This presentation explores the intricate dynamics of marital support and its impact on the career aspirations of Japanese female immigrants in mixed unions in France. Amidst the evolving landscape of immigration in France, where individuals increasingly embark on self-initiated journeys for work, study, or love, and also form an increasing number of mixed unions, the role of conjugal relations in shaping career trajectories receives scant attention. This study specifically targets Japanese women who have moved to France, not out of necessity or as highly-skilled migrants, but as part of the burgeoning middle class seeking to forge conjugal and familial ties in a foreign land. Through in-depth biographical interviews with 63 Japanese women in mixed relationships with French men, this research delves into how these conjugal relations influence their career aspirations within the context of self-initiated immigration.

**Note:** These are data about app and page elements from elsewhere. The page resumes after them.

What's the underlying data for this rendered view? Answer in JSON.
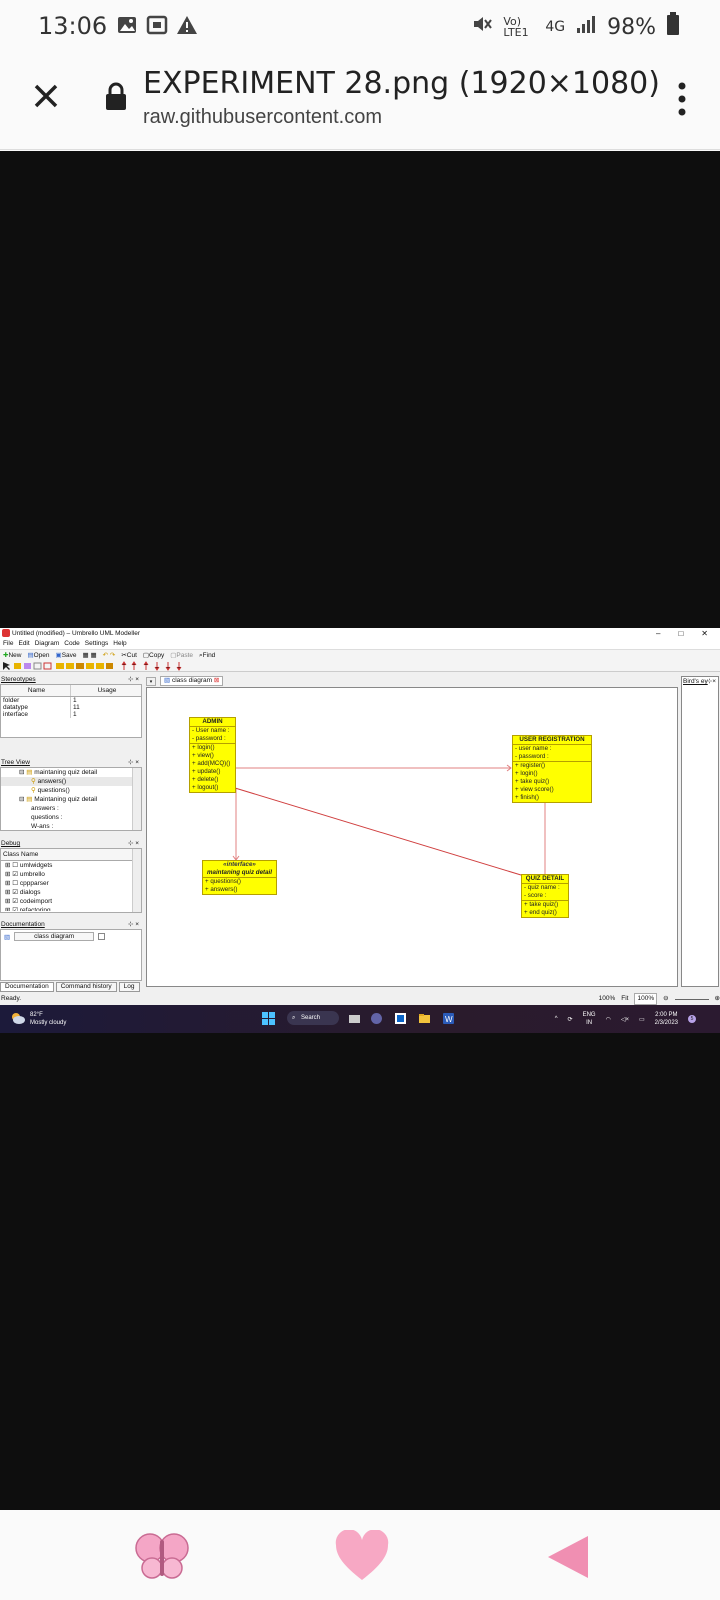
{
  "status_bar": {
    "time": "13:06",
    "lte_label": "Vo) LTE1",
    "net": "4G",
    "battery": "98%",
    "icons": [
      "image-icon",
      "screenshot-icon",
      "warning-icon",
      "mute-icon",
      "signal-icon",
      "battery-icon"
    ]
  },
  "browser": {
    "title": "EXPERIMENT 28.png (1920×1080)",
    "domain": "raw.githubusercontent.com"
  },
  "app": {
    "window_title": "Untitled (modified) – Umbrello UML Modeller",
    "window_buttons": [
      "–",
      "□",
      "✕"
    ],
    "menu": [
      "File",
      "Edit",
      "Diagram",
      "Code",
      "Settings",
      "Help"
    ],
    "toolbar": [
      "New",
      "Open",
      "Save",
      "Cut",
      "Copy",
      "Paste",
      "Find"
    ],
    "stereotypes": {
      "title": "Stereotypes",
      "headers": [
        "Name",
        "Usage"
      ],
      "rows": [
        {
          "name": "folder",
          "usage": "1"
        },
        {
          "name": "datatype",
          "usage": "11"
        },
        {
          "name": "interface",
          "usage": "1"
        }
      ]
    },
    "tree_view": {
      "title": "Tree View",
      "items": [
        "maintaning quiz detail",
        "answers()",
        "questions()",
        "Maintaning quiz detail",
        "answers :",
        "questions :",
        "W-ans :"
      ]
    },
    "debug": {
      "title": "Debug",
      "header": "Class Name",
      "items": [
        "umlwidgets",
        "umbrello",
        "cppparser",
        "dialogs",
        "codeimport",
        "refactoring"
      ]
    },
    "documentation": {
      "title": "Documentation",
      "field": "class diagram"
    },
    "bottom_tabs": [
      "Documentation",
      "Command history",
      "Log"
    ],
    "diagram_tab": "class diagram",
    "birds_eye": "Bird's ey",
    "classes": {
      "admin": {
        "name": "ADMIN",
        "attributes": [
          "- User name :",
          "- password :"
        ],
        "operations": [
          "+ login()",
          "+ view()",
          "+ add(MCQ)()",
          "+ update()",
          "+ delete()",
          "+ logout()"
        ]
      },
      "user_registration": {
        "name": "USER REGISTRATION",
        "attributes": [
          "- user name :",
          "- password :"
        ],
        "operations": [
          "+ register()",
          "+ login()",
          "+ take quiz()",
          "+ view score()",
          "+ finish()"
        ]
      },
      "interface": {
        "stereotype": "«interface»",
        "name": "maintaning quiz detail",
        "operations": [
          "+ questions()",
          "+ answers()"
        ]
      },
      "quiz_detail": {
        "name": "QUIZ DETAIL",
        "attributes": [
          "- quiz name :",
          "- score :"
        ],
        "operations": [
          "+ take quiz()",
          "+ end quiz()"
        ]
      }
    },
    "status": "Ready.",
    "zoom": {
      "value": "100%",
      "fit": "Fit",
      "field": "100%"
    },
    "taskbar": {
      "temp": "82°F",
      "weather": "Mostly cloudy",
      "search": "Search",
      "lang": "ENG",
      "region": "IN",
      "clock_time": "2:00 PM",
      "clock_date": "2/3/2023"
    }
  },
  "colors": {
    "class_fill": "#ffff00",
    "association_line": "#e06060",
    "viewer_bg": "#0e0e0e"
  }
}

The interviews provide rich insights into the personal experiences of these women, highlighting the unique challenges and opportunities related to their migratory situation in navigating their social integration and career paths in France. The findings reveal that French partners play a significant role as references and models in making choices related to career and social integration in France. This research contributes to the understanding of the specific situations faced by self-initiated female immigrants, who often receive little public attention and bear the responsibility of their social integration. By shedding light on the influence of marital support on career aspirations, this study adds a valuable dimension to the discourse on immigrant women’s integration and empowerment in their host countries.

Kanako Takeda is a PhD student in Sociology, specializing in female immigration, conjugal mixedness, and the articulation of work and family life through qualitative research. She earned her Master’s degree from ENS de Lyon and has begun her PhD with a doctoral contract at EHESS, Paris. She is also affiliated with the Institute of Oriental Asia (IAO, Lyon) and the Asiatic Migrations in France (MAF) research network. Her current research focuses on the nuanced experiences of Japanese female immigrants in a mixed union with French men as they navigate their work-family aspirations, exploring the intersections of culture, work, and family life in France.

Le 15 avril 2024

de 11h à 13h

Plan d'accès

ULB - Campus du Solbosch

44 avenue Jeanne - 1050 Bruxelles

Bâtiment K.3.601